On the river bed of Tapi, in Moti Devrupan village of Sagrbara taluka in Narmada district, temporary shelters for fishermen is an annual sight as over 100 fishermen from as far as West Bengal come to Gujarat to work as contractual labourers for various fishing cooperatives. However, after the imposition of Covid-19 lockdown, almost 153 of them had been stranded in the district without money, food or mode of transport to go back to their villages. Their indefinite wait to return home has finally come to an end. The fishermen are expected to be sent back to their villages by Tuesday.
The administration which had apprised both Gujarat and West Bengal governments of the stranded fishermen, had been waiting for a confirmation from the latter. “They have finally responded and now we are finalising to send them back. They will be sent back by tomorrow or the day after,” said MR Kothari, District Collector Narmada.

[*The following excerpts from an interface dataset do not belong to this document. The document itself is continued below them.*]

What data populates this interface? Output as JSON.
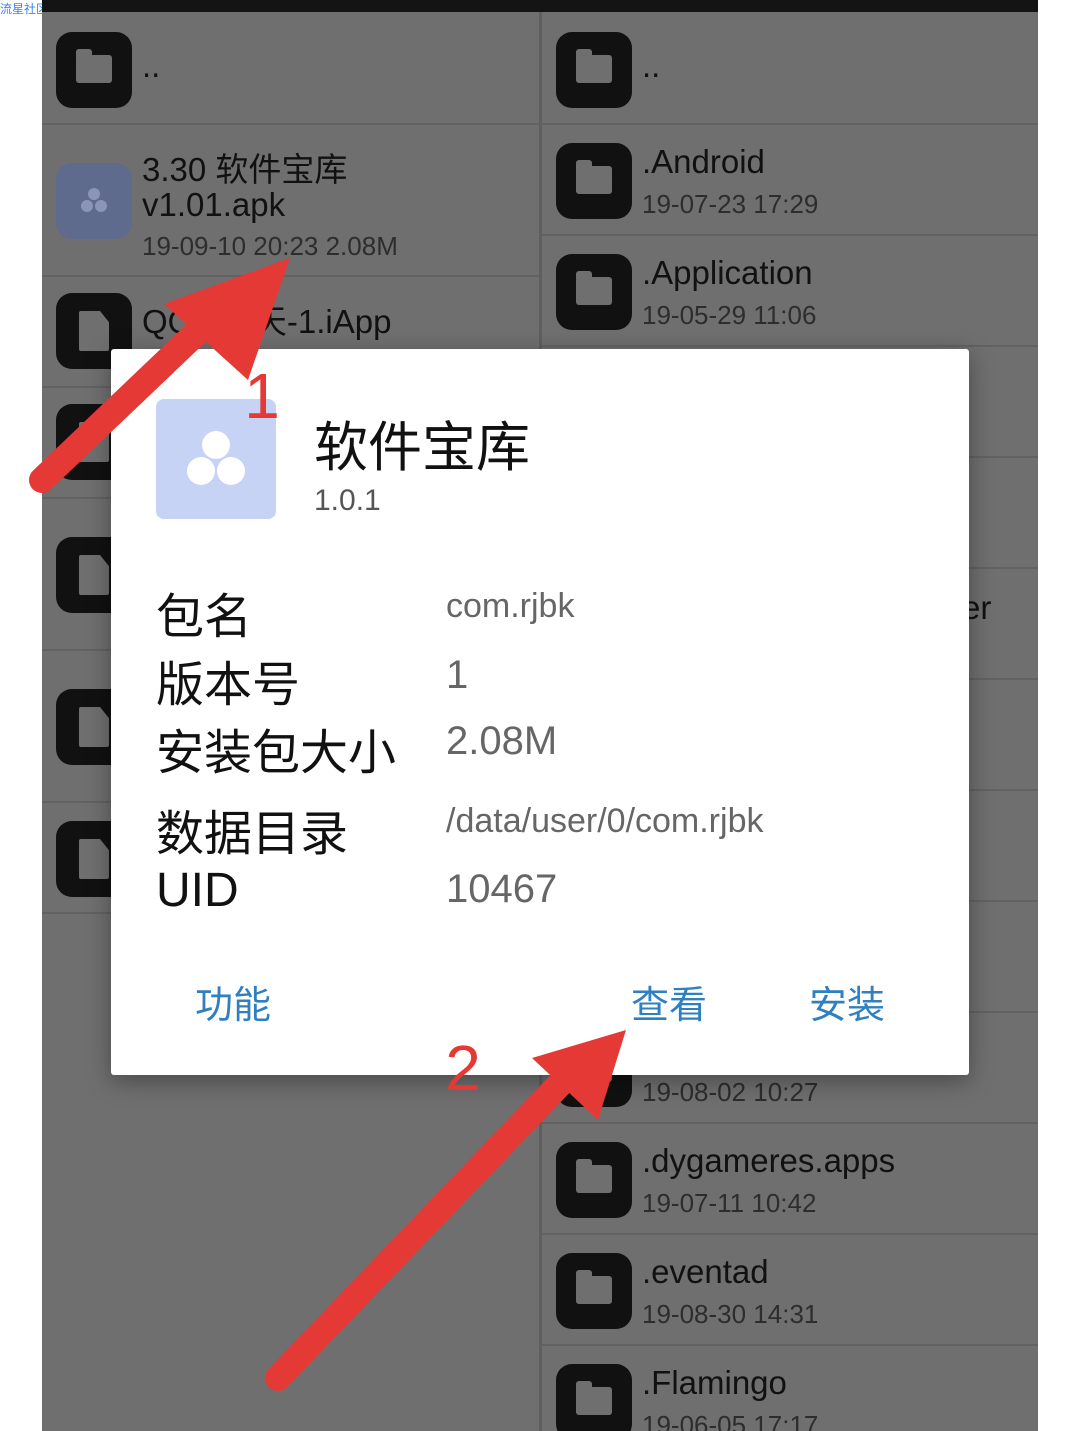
{
  "watermark": "流星社区",
  "left_pane": {
    "items": [
      {
        "name": "..",
        "meta": "",
        "icon": "folder-icon"
      },
      {
        "name": "3.30 软件宝库",
        "name2": "v1.01.apk",
        "meta": "19-09-10 20:23  2.08M",
        "icon": "apk-icon"
      },
      {
        "name": "QQ5 聊天-1.iApp",
        "meta": "",
        "icon": "file-icon"
      }
    ]
  },
  "right_pane": {
    "items": [
      {
        "name": "..",
        "meta": "",
        "icon": "folder-icon"
      },
      {
        "name": ".Android",
        "meta": "19-07-23 17:29",
        "icon": "folder-icon"
      },
      {
        "name": ".Application",
        "meta": "19-05-29 11:06",
        "icon": "folder-icon"
      },
      {
        "name": "er",
        "meta": "",
        "icon": "folder-icon"
      },
      {
        "name": "",
        "meta": "19-08-02 10:27",
        "icon": "folder-icon"
      },
      {
        "name": ".dygameres.apps",
        "meta": "19-07-11 10:42",
        "icon": "folder-icon"
      },
      {
        "name": ".eventad",
        "meta": "19-08-30 14:31",
        "icon": "folder-icon"
      },
      {
        "name": ".Flamingo",
        "meta": "19-06-05 17:17",
        "icon": "folder-icon"
      }
    ]
  },
  "dialog": {
    "app_name": "软件宝库",
    "app_version": "1.0.1",
    "rows": [
      {
        "label": "包名",
        "value": "com.rjbk"
      },
      {
        "label": "版本号",
        "value": "1"
      },
      {
        "label": "安装包大小",
        "value": "2.08M"
      },
      {
        "label": "数据目录",
        "value": "/data/user/0/com.rjbk"
      },
      {
        "label": "UID",
        "value": "10467"
      }
    ],
    "buttons": {
      "function": "功能",
      "view": "查看",
      "install": "安装"
    }
  },
  "annotations": {
    "step1": "1",
    "step2": "2",
    "color": "#e53935"
  },
  "colors": {
    "accent": "#2f7fc1",
    "icon_bg": "#c7d3f5",
    "dim_background": "#6f6f70"
  }
}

The fishermen arrive every year towards the end of January and return to their respective villages in April or May depending on the work. They however claim that this year, since their arrival, no work has come their way.
“We arrived in January and around February we start getting work after tenders are passed. But this time the associations claimed that they were awaiting tenders to be passed. We thought we will wait too. But then the lockdown was imposed. We could not catch any fish, nor could we sell them. We have not earned a penny this year and now we have run out of all the money we had,” said Sameer Biswas. 36, from Nadia district in West Bengal.
Sameer claims that he is able to earn more in Gujarat in the limited months than what he earns back home. “I usually earn between 8000 -10000 in a month,” said Sameer adding that now he just want to return home.
Every year the state government issues tenders for reservoir fishing under its Reservoir leasing policy. The cooperatives, however, claim that the tender amount was increased following which they were negotiating to reduce the amount which was hampered by the lockdown and the tendering was postponed indefinitely.
“The rate of fish have dropped too. Earlier what we could sell for Rs 200/kg is being sold at Rs 25/kg. Since we do not have money how can we employ them,” said Digambar Vasava, heading a fish cooperative in Sagbara.
These fishermen live under makeshift trampoline tents erected by them, with cardboard sheets covered with a piece of cloth placed side by side to each other to sleep on. Without masks they use their ‘gamchas’ to cover their faces, even as social distancing inside their tents is difficult to maintain.
Having exhausted their savings over food, the men had been awaiting a response from the administration to head back home. ” The villagers initially provided food but for how long will they feed us,” said Sanjit Biswas (44), another fishermen from Shantipur village of West Bengal.